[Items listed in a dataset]
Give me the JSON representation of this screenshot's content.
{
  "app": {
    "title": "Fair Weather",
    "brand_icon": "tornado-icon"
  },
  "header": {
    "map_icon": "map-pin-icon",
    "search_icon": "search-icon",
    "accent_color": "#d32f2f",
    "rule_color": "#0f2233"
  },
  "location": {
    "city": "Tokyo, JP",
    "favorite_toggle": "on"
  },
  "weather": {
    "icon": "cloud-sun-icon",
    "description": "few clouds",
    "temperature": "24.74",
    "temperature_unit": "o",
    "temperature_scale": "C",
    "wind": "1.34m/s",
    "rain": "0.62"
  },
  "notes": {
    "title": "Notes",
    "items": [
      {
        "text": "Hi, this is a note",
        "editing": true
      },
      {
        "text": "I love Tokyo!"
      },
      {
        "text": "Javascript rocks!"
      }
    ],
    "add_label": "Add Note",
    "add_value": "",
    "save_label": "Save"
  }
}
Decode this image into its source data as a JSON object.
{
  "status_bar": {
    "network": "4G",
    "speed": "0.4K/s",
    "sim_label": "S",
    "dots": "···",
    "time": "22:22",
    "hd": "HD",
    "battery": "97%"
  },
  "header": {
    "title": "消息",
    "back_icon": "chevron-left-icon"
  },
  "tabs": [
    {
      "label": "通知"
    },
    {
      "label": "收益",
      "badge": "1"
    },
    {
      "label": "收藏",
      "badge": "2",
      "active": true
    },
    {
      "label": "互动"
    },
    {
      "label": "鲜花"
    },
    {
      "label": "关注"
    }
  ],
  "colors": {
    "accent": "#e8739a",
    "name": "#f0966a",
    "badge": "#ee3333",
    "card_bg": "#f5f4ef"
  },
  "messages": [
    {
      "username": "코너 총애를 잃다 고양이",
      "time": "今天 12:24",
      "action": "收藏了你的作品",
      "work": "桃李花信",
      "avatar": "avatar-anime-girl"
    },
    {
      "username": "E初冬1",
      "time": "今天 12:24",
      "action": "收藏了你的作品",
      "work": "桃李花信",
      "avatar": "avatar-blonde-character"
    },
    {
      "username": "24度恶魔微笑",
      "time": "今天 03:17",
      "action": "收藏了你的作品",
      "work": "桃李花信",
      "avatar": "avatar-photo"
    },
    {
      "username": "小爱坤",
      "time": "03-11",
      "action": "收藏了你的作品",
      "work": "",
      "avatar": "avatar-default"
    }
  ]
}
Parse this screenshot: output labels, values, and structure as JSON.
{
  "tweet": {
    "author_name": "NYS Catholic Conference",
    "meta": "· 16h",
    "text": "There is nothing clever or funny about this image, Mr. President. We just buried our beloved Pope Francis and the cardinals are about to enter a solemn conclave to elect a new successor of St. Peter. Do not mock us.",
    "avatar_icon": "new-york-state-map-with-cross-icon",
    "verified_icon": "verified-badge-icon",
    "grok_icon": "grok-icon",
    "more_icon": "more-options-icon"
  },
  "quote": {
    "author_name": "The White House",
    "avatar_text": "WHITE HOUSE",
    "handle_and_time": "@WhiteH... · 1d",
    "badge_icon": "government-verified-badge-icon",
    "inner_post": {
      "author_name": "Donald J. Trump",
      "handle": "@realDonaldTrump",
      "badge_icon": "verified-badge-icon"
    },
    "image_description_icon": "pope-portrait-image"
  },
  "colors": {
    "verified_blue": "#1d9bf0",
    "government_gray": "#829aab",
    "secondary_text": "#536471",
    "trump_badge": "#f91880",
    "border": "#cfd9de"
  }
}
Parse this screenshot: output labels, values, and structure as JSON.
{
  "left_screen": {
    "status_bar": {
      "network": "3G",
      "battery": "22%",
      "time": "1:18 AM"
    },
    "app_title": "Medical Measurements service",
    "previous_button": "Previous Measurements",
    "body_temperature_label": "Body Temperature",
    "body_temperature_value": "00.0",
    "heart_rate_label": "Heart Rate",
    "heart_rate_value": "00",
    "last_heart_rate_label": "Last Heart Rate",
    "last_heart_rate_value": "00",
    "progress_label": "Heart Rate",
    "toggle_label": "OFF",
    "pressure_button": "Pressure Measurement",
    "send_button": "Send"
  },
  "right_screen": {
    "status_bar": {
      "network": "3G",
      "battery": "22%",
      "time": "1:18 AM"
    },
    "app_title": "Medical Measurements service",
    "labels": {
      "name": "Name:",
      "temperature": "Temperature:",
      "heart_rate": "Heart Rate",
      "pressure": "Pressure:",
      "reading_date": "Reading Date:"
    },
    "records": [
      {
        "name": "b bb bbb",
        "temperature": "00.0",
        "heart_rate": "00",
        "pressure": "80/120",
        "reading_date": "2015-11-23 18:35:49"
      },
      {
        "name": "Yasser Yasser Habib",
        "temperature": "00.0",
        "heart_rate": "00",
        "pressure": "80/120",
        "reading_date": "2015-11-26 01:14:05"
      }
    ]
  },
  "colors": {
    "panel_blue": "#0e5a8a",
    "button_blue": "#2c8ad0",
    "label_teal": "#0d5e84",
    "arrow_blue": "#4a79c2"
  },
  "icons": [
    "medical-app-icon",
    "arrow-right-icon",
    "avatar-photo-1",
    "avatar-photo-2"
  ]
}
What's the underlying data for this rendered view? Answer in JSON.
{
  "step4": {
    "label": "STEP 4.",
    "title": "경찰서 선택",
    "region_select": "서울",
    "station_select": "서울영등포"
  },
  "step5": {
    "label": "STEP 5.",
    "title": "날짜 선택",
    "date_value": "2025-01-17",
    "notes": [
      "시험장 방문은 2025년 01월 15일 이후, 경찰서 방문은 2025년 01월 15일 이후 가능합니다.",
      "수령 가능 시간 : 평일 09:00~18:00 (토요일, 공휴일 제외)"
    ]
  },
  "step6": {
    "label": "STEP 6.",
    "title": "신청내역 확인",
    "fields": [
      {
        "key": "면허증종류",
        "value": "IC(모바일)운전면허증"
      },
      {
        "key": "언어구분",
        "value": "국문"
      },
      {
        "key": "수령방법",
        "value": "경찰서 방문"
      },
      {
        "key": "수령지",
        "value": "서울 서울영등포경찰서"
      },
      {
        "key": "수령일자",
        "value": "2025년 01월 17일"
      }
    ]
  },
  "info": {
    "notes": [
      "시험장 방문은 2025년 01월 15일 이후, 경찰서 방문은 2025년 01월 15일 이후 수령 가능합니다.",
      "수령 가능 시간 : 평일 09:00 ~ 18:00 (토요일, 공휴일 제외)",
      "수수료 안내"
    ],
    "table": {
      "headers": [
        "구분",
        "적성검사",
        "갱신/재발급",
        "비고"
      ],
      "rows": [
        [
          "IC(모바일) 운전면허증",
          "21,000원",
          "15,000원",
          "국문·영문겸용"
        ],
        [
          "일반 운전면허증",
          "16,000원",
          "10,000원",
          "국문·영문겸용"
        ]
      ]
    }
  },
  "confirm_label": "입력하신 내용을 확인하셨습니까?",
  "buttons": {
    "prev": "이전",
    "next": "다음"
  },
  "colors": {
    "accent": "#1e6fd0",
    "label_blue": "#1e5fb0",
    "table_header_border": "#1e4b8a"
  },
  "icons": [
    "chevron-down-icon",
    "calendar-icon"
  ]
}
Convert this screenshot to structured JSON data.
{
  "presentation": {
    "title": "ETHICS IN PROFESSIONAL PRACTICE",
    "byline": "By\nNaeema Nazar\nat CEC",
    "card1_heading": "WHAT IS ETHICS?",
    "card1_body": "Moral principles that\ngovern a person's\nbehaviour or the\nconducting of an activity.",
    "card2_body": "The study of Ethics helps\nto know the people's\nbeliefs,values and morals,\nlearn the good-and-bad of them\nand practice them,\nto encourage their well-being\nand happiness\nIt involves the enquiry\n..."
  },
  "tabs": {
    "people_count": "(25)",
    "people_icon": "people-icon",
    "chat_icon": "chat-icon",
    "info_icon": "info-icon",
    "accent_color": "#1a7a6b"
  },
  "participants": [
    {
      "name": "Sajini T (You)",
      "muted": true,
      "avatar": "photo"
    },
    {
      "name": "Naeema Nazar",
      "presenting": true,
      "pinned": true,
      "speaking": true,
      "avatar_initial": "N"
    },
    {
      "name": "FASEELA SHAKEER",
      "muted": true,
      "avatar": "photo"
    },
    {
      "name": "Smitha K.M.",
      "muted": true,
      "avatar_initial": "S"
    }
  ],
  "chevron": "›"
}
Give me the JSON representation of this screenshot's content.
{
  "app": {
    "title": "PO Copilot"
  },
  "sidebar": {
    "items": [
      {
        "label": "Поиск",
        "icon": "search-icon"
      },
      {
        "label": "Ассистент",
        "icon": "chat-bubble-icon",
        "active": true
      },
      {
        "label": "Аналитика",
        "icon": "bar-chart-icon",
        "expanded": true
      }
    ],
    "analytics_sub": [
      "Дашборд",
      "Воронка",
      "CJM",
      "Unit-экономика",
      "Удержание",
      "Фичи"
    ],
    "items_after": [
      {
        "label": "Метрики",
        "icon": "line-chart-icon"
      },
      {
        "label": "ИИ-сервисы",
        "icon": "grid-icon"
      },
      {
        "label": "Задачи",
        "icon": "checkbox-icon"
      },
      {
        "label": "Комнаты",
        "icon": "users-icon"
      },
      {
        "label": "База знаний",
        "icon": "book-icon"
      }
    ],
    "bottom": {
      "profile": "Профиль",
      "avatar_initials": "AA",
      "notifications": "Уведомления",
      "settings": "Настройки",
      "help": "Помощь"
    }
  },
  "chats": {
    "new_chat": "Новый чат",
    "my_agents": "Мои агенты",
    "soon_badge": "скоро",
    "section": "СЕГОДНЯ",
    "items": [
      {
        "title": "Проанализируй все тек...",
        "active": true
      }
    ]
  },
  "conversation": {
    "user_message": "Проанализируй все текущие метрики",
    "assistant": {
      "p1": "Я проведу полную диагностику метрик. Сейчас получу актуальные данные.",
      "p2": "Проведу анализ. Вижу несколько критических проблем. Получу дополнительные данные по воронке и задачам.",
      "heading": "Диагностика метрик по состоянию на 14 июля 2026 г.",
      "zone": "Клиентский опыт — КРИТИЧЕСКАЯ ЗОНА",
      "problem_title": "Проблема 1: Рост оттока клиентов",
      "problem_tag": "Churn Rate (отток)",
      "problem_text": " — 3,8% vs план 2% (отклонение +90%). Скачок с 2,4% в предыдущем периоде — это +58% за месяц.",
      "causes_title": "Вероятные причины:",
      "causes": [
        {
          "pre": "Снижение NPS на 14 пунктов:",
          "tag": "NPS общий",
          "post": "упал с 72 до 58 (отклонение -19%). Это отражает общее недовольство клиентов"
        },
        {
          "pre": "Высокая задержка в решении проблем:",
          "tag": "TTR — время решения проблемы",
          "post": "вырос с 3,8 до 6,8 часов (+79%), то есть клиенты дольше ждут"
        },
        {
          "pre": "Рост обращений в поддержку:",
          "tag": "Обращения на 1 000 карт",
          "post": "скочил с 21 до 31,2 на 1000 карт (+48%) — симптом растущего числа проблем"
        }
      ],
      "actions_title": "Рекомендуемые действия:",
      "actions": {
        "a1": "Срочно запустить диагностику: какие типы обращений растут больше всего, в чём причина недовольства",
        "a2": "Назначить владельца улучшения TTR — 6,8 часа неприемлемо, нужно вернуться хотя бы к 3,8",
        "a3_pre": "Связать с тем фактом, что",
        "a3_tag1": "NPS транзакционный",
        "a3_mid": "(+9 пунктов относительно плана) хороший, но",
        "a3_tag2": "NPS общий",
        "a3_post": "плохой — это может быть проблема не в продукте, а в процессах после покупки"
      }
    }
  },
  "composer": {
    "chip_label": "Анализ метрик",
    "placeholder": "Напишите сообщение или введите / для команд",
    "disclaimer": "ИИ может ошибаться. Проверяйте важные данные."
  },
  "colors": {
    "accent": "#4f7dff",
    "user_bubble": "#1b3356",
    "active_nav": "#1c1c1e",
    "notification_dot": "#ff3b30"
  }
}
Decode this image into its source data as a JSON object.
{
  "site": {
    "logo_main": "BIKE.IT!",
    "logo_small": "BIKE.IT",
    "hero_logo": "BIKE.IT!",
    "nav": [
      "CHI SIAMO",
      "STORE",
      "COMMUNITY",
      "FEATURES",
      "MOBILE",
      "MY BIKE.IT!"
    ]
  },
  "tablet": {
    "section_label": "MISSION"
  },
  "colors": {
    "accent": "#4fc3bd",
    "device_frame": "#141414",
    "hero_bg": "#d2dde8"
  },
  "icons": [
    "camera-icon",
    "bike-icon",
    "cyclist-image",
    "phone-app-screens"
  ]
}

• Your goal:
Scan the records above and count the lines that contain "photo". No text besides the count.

• Result of the exercise:
5